Each line below should be copied exactly as it stands.

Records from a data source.
------------------------------------------------------------------------
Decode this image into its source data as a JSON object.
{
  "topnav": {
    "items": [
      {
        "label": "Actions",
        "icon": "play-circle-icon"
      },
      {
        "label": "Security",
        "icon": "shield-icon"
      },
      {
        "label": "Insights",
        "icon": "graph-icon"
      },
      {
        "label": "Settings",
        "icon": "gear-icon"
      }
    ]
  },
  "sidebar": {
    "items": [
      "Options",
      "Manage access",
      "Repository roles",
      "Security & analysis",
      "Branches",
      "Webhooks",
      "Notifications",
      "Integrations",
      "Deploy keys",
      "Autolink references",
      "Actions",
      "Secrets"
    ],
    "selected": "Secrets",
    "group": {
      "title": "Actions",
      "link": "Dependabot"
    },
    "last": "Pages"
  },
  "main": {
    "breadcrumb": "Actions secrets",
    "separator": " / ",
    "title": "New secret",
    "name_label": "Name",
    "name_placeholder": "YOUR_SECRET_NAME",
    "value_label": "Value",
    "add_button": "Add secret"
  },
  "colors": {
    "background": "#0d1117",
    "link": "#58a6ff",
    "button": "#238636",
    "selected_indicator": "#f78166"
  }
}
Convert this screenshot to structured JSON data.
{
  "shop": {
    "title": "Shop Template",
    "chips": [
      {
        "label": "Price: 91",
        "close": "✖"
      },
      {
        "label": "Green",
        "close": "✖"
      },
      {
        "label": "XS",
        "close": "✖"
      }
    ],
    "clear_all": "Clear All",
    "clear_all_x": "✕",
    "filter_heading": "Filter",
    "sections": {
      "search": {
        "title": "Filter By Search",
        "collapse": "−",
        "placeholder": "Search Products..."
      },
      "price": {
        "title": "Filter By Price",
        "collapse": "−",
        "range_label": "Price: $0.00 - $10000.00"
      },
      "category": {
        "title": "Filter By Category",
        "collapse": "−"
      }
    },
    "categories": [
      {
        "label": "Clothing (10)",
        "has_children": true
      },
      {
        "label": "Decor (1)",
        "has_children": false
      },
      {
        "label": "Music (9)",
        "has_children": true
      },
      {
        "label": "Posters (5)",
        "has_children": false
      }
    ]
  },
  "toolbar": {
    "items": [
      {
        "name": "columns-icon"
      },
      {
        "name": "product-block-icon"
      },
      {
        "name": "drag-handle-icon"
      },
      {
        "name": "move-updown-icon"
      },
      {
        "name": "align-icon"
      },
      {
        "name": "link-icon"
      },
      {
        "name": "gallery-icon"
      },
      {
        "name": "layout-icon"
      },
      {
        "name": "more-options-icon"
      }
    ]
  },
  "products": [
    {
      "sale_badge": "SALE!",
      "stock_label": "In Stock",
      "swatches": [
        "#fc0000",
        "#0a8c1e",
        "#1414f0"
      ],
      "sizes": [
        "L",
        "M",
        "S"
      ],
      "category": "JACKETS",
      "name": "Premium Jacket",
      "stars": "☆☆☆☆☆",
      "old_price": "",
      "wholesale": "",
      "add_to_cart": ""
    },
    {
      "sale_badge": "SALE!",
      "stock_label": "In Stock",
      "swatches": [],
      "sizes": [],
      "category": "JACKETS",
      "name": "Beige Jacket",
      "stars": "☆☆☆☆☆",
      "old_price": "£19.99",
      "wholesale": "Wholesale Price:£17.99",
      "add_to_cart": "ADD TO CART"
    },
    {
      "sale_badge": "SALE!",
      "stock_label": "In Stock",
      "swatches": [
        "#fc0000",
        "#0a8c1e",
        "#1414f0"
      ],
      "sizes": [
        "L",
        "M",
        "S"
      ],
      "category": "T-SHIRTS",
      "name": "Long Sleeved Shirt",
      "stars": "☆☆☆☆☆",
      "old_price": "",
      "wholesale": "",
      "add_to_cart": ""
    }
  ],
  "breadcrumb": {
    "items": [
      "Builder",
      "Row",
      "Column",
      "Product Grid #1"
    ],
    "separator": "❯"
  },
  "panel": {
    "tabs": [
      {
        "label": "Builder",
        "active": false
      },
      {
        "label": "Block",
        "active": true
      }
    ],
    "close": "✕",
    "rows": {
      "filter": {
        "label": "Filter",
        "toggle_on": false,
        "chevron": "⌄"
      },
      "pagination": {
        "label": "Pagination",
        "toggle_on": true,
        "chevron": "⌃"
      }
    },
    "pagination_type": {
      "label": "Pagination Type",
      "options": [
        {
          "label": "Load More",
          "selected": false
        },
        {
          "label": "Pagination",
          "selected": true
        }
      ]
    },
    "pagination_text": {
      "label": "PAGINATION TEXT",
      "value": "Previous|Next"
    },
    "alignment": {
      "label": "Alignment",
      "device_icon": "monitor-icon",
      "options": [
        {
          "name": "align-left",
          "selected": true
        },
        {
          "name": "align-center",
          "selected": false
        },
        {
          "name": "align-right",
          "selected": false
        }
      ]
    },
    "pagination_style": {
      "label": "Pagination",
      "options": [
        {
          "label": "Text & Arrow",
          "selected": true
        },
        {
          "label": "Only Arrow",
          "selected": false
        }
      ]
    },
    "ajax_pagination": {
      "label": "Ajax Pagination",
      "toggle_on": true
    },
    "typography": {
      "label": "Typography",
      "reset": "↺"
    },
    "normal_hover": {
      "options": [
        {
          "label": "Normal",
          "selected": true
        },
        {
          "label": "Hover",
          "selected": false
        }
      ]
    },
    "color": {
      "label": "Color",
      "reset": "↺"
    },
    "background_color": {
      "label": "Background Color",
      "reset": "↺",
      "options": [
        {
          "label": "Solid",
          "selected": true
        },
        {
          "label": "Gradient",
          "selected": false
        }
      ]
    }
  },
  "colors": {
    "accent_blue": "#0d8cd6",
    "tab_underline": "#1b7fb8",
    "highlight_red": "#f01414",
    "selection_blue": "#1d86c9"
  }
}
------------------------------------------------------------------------
Response to the exercise.
Decode this image into its source data as a JSON object.
{
  "topnav": {
    "items": [
      {
        "label": "Actions",
        "icon": "play-circle-icon"
      },
      {
        "label": "Security",
        "icon": "shield-icon"
      },
      {
        "label": "Insights",
        "icon": "graph-icon"
      },
      {
        "label": "Settings",
        "icon": "gear-icon"
      }
    ]
  },
  "sidebar": {
    "items": [
      "Options",
      "Manage access",
      "Repository roles",
      "Security & analysis",
      "Branches",
      "Webhooks",
      "Notifications",
      "Integrations",
      "Deploy keys",
      "Autolink references",
      "Actions",
      "Secrets"
    ],
    "selected": "Secrets",
    "group": {
      "title": "Actions",
      "link": "Dependabot"
    },
    "last": "Pages"
  },
  "main": {
    "breadcrumb": "Actions secrets",
    "separator": " / ",
    "title": "New secret",
    "name_label": "Name",
    "name_placeholder": "YOUR_SECRET_NAME",
    "value_label": "Value",
    "add_button": "Add secret"
  },
  "colors": {
    "background": "#0d1117",
    "link": "#58a6ff",
    "button": "#238636",
    "selected_indicator": "#f78166"
  }
}
Convert this screenshot to structured JSON data.
{
  "shop": {
    "title": "Shop Template",
    "chips": [
      {
        "label": "Price: 91",
        "close": "✖"
      },
      {
        "label": "Green",
        "close": "✖"
      },
      {
        "label": "XS",
        "close": "✖"
      }
    ],
    "clear_all": "Clear All",
    "clear_all_x": "✕",
    "filter_heading": "Filter",
    "sections": {
      "search": {
        "title": "Filter By Search",
        "collapse": "−",
        "placeholder": "Search Products..."
      },
      "price": {
        "title": "Filter By Price",
        "collapse": "−",
        "range_label": "Price: $0.00 - $10000.00"
      },
      "category": {
        "title": "Filter By Category",
        "collapse": "−"
      }
    },
    "categories": [
      {
        "label": "Clothing (10)",
        "has_children": true
      },
      {
        "label": "Decor (1)",
        "has_children": false
      },
      {
        "label": "Music (9)",
        "has_children": true
      },
      {
        "label": "Posters (5)",
        "has_children": false
      }
    ]
  },
  "toolbar": {
    "items": [
      {
        "name": "columns-icon"
      },
      {
        "name": "product-block-icon"
      },
      {
        "name": "drag-handle-icon"
      },
      {
        "name": "move-updown-icon"
      },
      {
        "name": "align-icon"
      },
      {
        "name": "link-icon"
      },
      {
        "name": "gallery-icon"
      },
      {
        "name": "layout-icon"
      },
      {
        "name": "more-options-icon"
      }
    ]
  },
  "products": [
    {
      "sale_badge": "SALE!",
      "stock_label": "In Stock",
      "swatches": [
        "#fc0000",
        "#0a8c1e",
        "#1414f0"
      ],
      "sizes": [
        "L",
        "M",
        "S"
      ],
      "category": "JACKETS",
      "name": "Premium Jacket",
      "stars": "☆☆☆☆☆",
      "old_price": "",
      "wholesale": "",
      "add_to_cart": ""
    },
    {
      "sale_badge": "SALE!",
      "stock_label": "In Stock",
      "swatches": [],
      "sizes": [],
      "category": "JACKETS",
      "name": "Beige Jacket",
      "stars": "☆☆☆☆☆",
      "old_price": "£19.99",
      "wholesale": "Wholesale Price:£17.99",
      "add_to_cart": "ADD TO CART"
    },
    {
      "sale_badge": "SALE!",
      "stock_label": "In Stock",
      "swatches": [
        "#fc0000",
        "#0a8c1e",
        "#1414f0"
      ],
      "sizes": [
        "L",
        "M",
        "S"
      ],
      "category": "T-SHIRTS",
      "name": "Long Sleeved Shirt",
      "stars": "☆☆☆☆☆",
      "old_price": "",
      "wholesale": "",
      "add_to_cart": ""
    }
  ],
  "breadcrumb": {
    "items": [
      "Builder",
      "Row",
      "Column",
      "Product Grid #1"
    ],
    "separator": "❯"
  },
  "panel": {
    "tabs": [
      {
        "label": "Builder",
        "active": false
      },
      {
        "label": "Block",
        "active": true
      }
    ],
    "close": "✕",
    "rows": {
      "filter": {
        "label": "Filter",
        "toggle_on": false,
        "chevron": "⌄"
      },
      "pagination": {
        "label": "Pagination",
        "toggle_on": true,
        "chevron": "⌃"
      }
    },
    "pagination_type": {
      "label": "Pagination Type",
      "options": [
        {
          "label": "Load More",
          "selected": false
        },
        {
          "label": "Pagination",
          "selected": true
        }
      ]
    },
    "pagination_text": {
      "label": "PAGINATION TEXT",
      "value": "Previous|Next"
    },
    "alignment": {
      "label": "Alignment",
      "device_icon": "monitor-icon",
      "options": [
        {
          "name": "align-left",
          "selected": true
        },
        {
          "name": "align-center",
          "selected": false
        },
        {
          "name": "align-right",
          "selected": false
        }
      ]
    },
    "pagination_style": {
      "label": "Pagination",
      "options": [
        {
          "label": "Text & Arrow",
          "selected": true
        },
        {
          "label": "Only Arrow",
          "selected": false
        }
      ]
    },
    "ajax_pagination": {
      "label": "Ajax Pagination",
      "toggle_on": true
    },
    "typography": {
      "label": "Typography",
      "reset": "↺"
    },
    "normal_hover": {
      "options": [
        {
          "label": "Normal",
          "selected": true
        },
        {
          "label": "Hover",
          "selected": false
        }
      ]
    },
    "color": {
      "label": "Color",
      "reset": "↺"
    },
    "background_color": {
      "label": "Background Color",
      "reset": "↺",
      "options": [
        {
          "label": "Solid",
          "selected": true
        },
        {
          "label": "Gradient",
          "selected": false
        }
      ]
    }
  },
  "colors": {
    "accent_blue": "#0d8cd6",
    "tab_underline": "#1b7fb8",
    "highlight_red": "#f01414",
    "selection_blue": "#1d86c9"
  }
}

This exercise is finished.